A memorial service was held to celebrate Nimit's life.
It was one of the saddest days I ever experienced. The
minister at the family church in Bloomington estimated
1,000 people attended the service. One of Nimit's college
buddies flew in from Peru. Family and friends came from
New York, Pennsylvania, Connecticut, Washington and Florida.
Six of us spoke about Nimit's life - Mohammed couldn't
speak so he sat on the stage, behind me holding my hand
while I spoke. I could not have gotten through it without
him. A friend of the family took many photos of Nimit,
his family and Mohammed and put together a beautiful
presentation of Nimit's life in America and Mali and
displayed it above the stage to haunting music - two,
10 minute periods of photos of Nimit's life.
Diane Sawyer sent a huge basket of plants and flowers.
Two local television stations and two newspapers covered
Nimit's service. It was the 3rd story the Bloomington,
Indiana newspaper wrote about Nimit's death; two were
their front page headline story. One of the TV stations
reported Nimit's memorial service as their top story.
the end of the service, half of the people followed
a funeral caravan to the former Moore family farm, where
Nimit had raised his camels. The new owners have left
two, large, black camel paintings on the side of the
barn. They had named the farm "Camel Lot" in honor of
Nimit, never thinking it would be in memory of then
26 year old Nimit. They had planted a tree for Nimit
and after the memorial service we all dedicated it in
Nimit's parents, brother and Mohammed had a very difficult time in Gao, Mali. The U.S. Embassy counsellor officer did not want the little group to go in to the desert to bury Nimit but his parents and Lala wanted to bury him in the Sahara he loved so much. An American pilot with a small plane flew them in to Gao.
Family members of the man who killed Nimit tried to force Nimit's dad to sign a police statement saying Nimit had been shot accidentally. He refused.
When Mohammed and Raymond Moore unwrapped Nimit's body,
which had been held in a hospital freezer, they could
see he had been shot once, between the eyes, obviously
not an accident. Raymond said that for the 5/6 hours
they were on the ground in Gao he thought they would
all be killed. Mohammed will say little about what happened
except that he agrees with Raymond. Raymond says Mohammed
negotiated their safety the entire time they were in
The family and Mohammed buried Nimit while the pilot stayed with his little plane; then they all flew back to Bamako where they spent the next week trying to get back to Indiana, via Paris, to begin preparations for Nimit's memorial service. Mohammed stayed in Bloomington to help Nimit's family.
struggle to make sense of all of this. I believe in
God but why would God allow this to happen? Nimit was
healthy, happy, full of life and energy. He dearly loved
Lalla. He had big, ongoing plans and goals. He was becoming
an astute business man. He was dividing his time between
Indiana and the Sahara which thrilled him. A contract
was being developed to make an Imax film about Tuaregs
in the Sahara with Nimit playing a major role. He was

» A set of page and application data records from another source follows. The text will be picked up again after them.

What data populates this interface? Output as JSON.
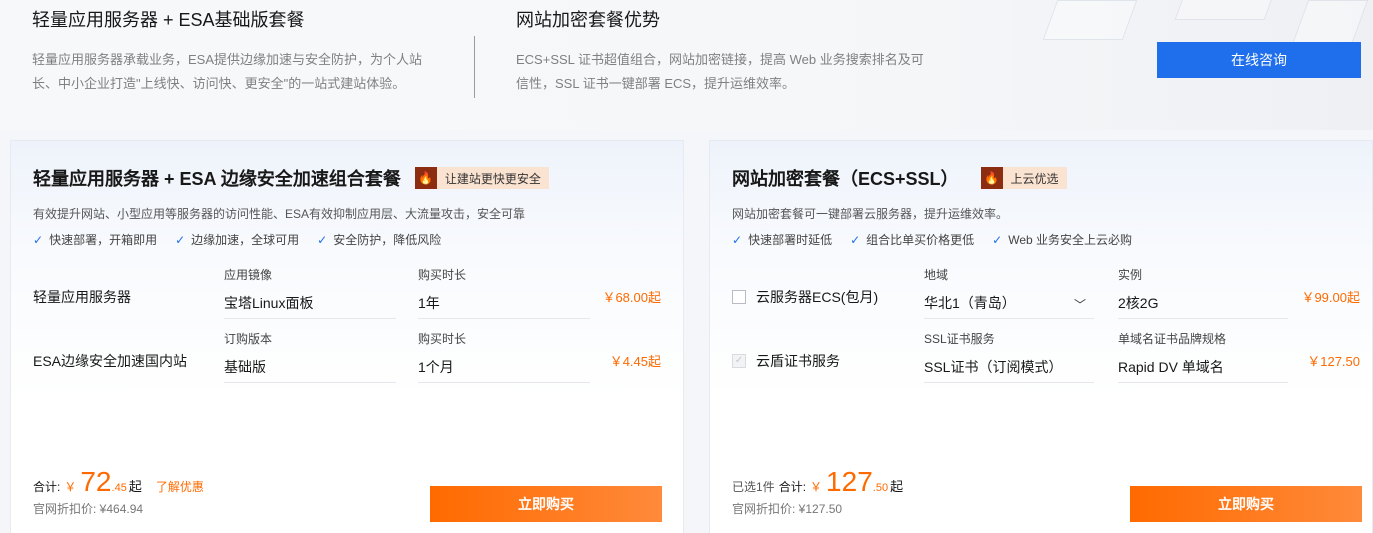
{
  "top": {
    "col1": {
      "title": "轻量应用服务器 + ESA基础版套餐",
      "desc": "轻量应用服务器承载业务，ESA提供边缘加速与安全防护，为个人站长、中小企业打造\"上线快、访问快、更安全\"的一站式建站体验。"
    },
    "col2": {
      "title": "网站加密套餐优势",
      "desc": "ECS+SSL 证书超值组合，网站加密链接，提高 Web 业务搜索排名及可信性，SSL 证书一键部署 ECS，提升运维效率。"
    },
    "consult_label": "在线咨询"
  },
  "left_card": {
    "title": "轻量应用服务器 + ESA 边缘安全加速组合套餐",
    "tag": "让建站更快更安全",
    "subtitle": "有效提升网站、小型应用等服务器的访问性能、ESA有效抑制应用层、大流量攻击，安全可靠",
    "checks": [
      "快速部署，开箱即用",
      "边缘加速，全球可用",
      "安全防护，降低风险"
    ],
    "rows": [
      {
        "name": "轻量应用服务器",
        "f1_label": "应用镜像",
        "f1_value": "宝塔Linux面板",
        "f2_label": "购买时长",
        "f2_value": "1年",
        "price": "￥68.00起"
      },
      {
        "name": "ESA边缘安全加速国内站",
        "f1_label": "订购版本",
        "f1_value": "基础版",
        "f2_label": "购买时长",
        "f2_value": "1个月",
        "price": "￥4.45起"
      }
    ],
    "total_label": "合计:",
    "currency": "￥",
    "total_int": "72",
    "total_dec": ".45",
    "total_suffix": "起",
    "promo": "了解优惠",
    "orig_price": "官网折扣价: ¥464.94",
    "buy_label": "立即购买"
  },
  "right_card": {
    "title": "网站加密套餐（ECS+SSL）",
    "tag": "上云优选",
    "subtitle": "网站加密套餐可一键部署云服务器，提升运维效率。",
    "checks": [
      "快速部署时延低",
      "组合比单买价格更低",
      "Web 业务安全上云必购"
    ],
    "rows": [
      {
        "name": "云服务器ECS(包月)",
        "f1_label": "地域",
        "f1_value": "华北1（青岛）",
        "f2_label": "实例",
        "f2_value": "2核2G",
        "price": "￥99.00起"
      },
      {
        "name": "云盾证书服务",
        "f1_label": "SSL证书服务",
        "f1_value": "SSL证书（订阅模式）",
        "f2_label": "单域名证书品牌规格",
        "f2_value": "Rapid DV 单域名",
        "price": "￥127.50"
      }
    ],
    "selected_count": "已选1件",
    "total_label": "合计:",
    "currency": "￥",
    "total_int": "127",
    "total_dec": ".50",
    "total_suffix": "起",
    "orig_price": "官网折扣价: ¥127.50",
    "buy_label": "立即购买"
  },
  "icons": {
    "fire": "fire-icon",
    "check": "check-icon",
    "chevron": "chevron-down-icon"
  },
  "colors": {
    "primary_blue": "#1f6fec",
    "orange": "#ff6a00",
    "tag_bg": "#fbe3d2"
  }
}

trying to help the children of his village of Gao to
become educated. He wanted to help with wells and schools
that Gao needs. His expedition company of Malian tours

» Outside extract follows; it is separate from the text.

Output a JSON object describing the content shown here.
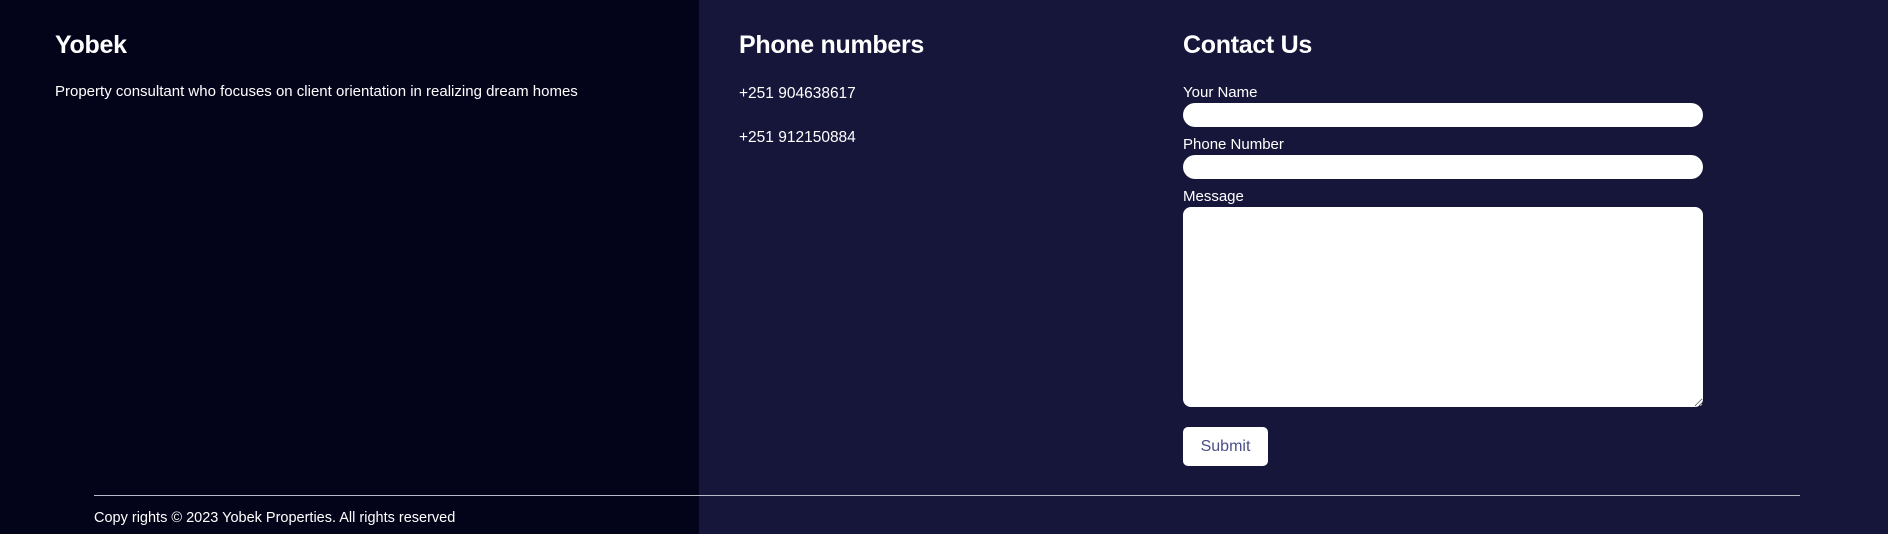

had started to grow. Some people were jealous, but how
insane that in today's world something like this could
I will forever remember Nimit being frustrated with
his camels and in his frustration, yelling, "He won't

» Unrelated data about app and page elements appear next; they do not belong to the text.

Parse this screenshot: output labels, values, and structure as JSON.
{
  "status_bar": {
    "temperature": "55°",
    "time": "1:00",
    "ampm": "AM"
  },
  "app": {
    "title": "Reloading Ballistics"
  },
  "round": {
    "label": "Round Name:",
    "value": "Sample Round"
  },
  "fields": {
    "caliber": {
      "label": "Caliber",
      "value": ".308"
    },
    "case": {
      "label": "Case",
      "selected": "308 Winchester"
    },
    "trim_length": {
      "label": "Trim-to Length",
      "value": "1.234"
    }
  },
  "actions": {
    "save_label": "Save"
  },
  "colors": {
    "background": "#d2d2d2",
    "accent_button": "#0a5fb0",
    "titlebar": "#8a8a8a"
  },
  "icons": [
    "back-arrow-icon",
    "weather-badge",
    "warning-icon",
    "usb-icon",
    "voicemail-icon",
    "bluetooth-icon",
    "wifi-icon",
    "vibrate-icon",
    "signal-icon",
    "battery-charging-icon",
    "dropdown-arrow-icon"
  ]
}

work" as he thrust his hand in the air, talking about
his beloved camel's stubbornness.
My heart ached as I closed my little talk about Nimit.
I looked up to the heavens and told Nimit that I needed
his strength to help me continue working with the orphan
children of Africa. I touched my heart and promised
Nimit that he would always be with me, "right here
in my heart".
Many e-mails and photos were placed on bulletin boards in the church lobby,
alongside Nimit's camel saddle and some of his personal
belongings. One friend described Nimit with these words:
"It is hard to describe Nimit well as he was easily the most complex and multi-faceted person I knew. Nimit was like a wise man, a warrior, a clown and a teenager all rolled into one. He saw life in a simple way that cut through all the junk and went straight to the heart of the matter. He was honest in a way that was both blunt and gentle.
"Everything he said was with both honesty and laughter. He was always laughing about something even when he was quite serious underneath. It was just the way he was. To put it simply, he was amazing."
Enjoy the Sahara Nimit. You will always be with me, right here, in my heart.
We love you,